Neutrino transformations may reveal matter secrets
A new discovery by scientists provides a crucial key to understanding how neutrinos, ghostly particles with multiple personalities, change identity and may help shed light on why matter exists in the universe.
Washington: A new discovery by scientists provides a crucial key to understanding how neutrinos, ghostly particles with multiple personalities, change identity and may help shed light on why matter exists in the universe.
Members of the large international Daya Bay collaboration reported the last of three measurements that describe how the three types, or flavours, of neutrinos blend with one another, providing an explanation for their spooky morphing from one flavour to another, a phenomenon called neutrino oscillation.
The inside of a cylindrical antineutrino detector before being filled with clear liquid scintillator, which reveals antineutrino interactions by the very faint flashes of light they emit. Sensitive photomultiplier tubes line the detector walls, ready to amplify and record the telltale flashes.
The measurement makes possible new experiments that may help explain why the present universe is filled mostly with matter, and not equal parts of matter and antimatter that would have annihilated each other to leave behind nothing but energy.
One theory is that a process shortly after the birth of the universe led to the asymmetry, but a necessary condition for this is the violation of charge-parity (or CP) symmetry. If neutrinos and their antimatter equivalent, antineutrinos, oscillate differently, this could provide the explanation.
“The result is very exciting, because it essentially allows us to compare neutrino and antineutrino oscillations in the future and see how different they are and hopefully have an answer to the question, Why do we exist?” Kam-Biu Luk, co-spokesperson of the experiment from the University of California, Berkeley, said.
Researchers knew that if the observed third kind of oscillation were zero or near zero, it would make further study of matter-antimatter asymmetry difficult.
“This is a new type of neutrino oscillation, and it is surprisingly large,” Yifang Wang, co-spokesperson and Chinese project manager of the Daya Bay experiment, said.
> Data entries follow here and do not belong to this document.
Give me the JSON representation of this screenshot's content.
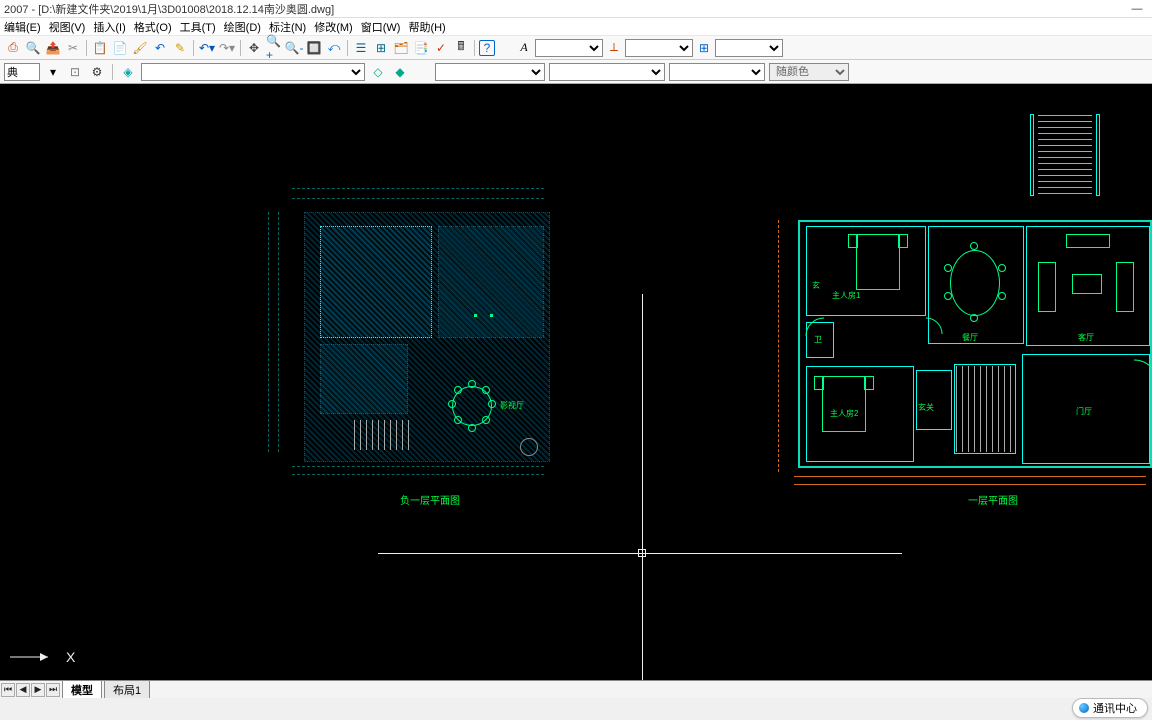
{
  "title": "2007 - [D:\\新建文件夹\\2019\\1月\\3D01008\\2018.12.14南沙奥圆.dwg]",
  "menu": {
    "edit": "编辑(E)",
    "view": "视图(V)",
    "insert": "插入(I)",
    "format": "格式(O)",
    "tools": "工具(T)",
    "draw": "绘图(D)",
    "dimension": "标注(N)",
    "modify": "修改(M)",
    "window": "窗口(W)",
    "help": "帮助(H)"
  },
  "toolbar2": {
    "style_combo_value": "典",
    "bycolor": "随颜色"
  },
  "tabs": {
    "model": "模型",
    "layout1": "布局1"
  },
  "status": {
    "comm": "通讯中心"
  },
  "labels": {
    "left_plan": "负一层平面图",
    "right_plan": "一层平面图"
  },
  "rooms": {
    "master1": "主人房1",
    "master2": "主人房2",
    "dining": "餐厅",
    "living": "客厅",
    "foyer": "门厅",
    "xuan": "玄",
    "wei": "卫",
    "xuanguan": "玄关",
    "studio": "影视厅"
  }
}
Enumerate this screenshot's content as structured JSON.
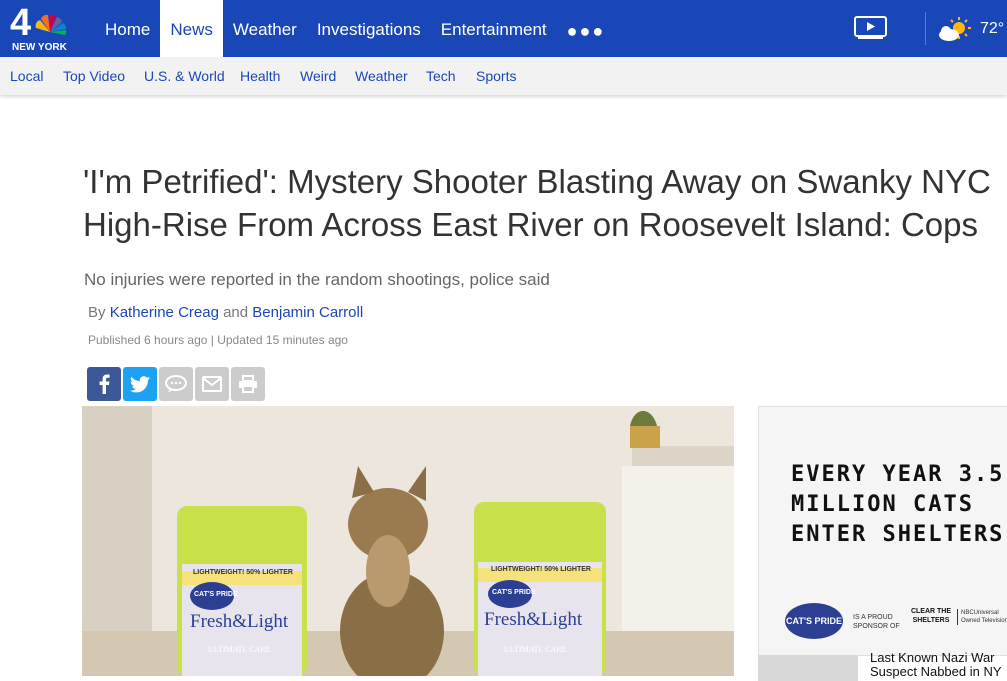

“Our precise measurement will complete the understanding of the neutrino oscillation and pave the way for the future understanding of matter-antimatter asymmetry in the universe,” Wang added.
The study has been submitted to the journal Physical Review Letters.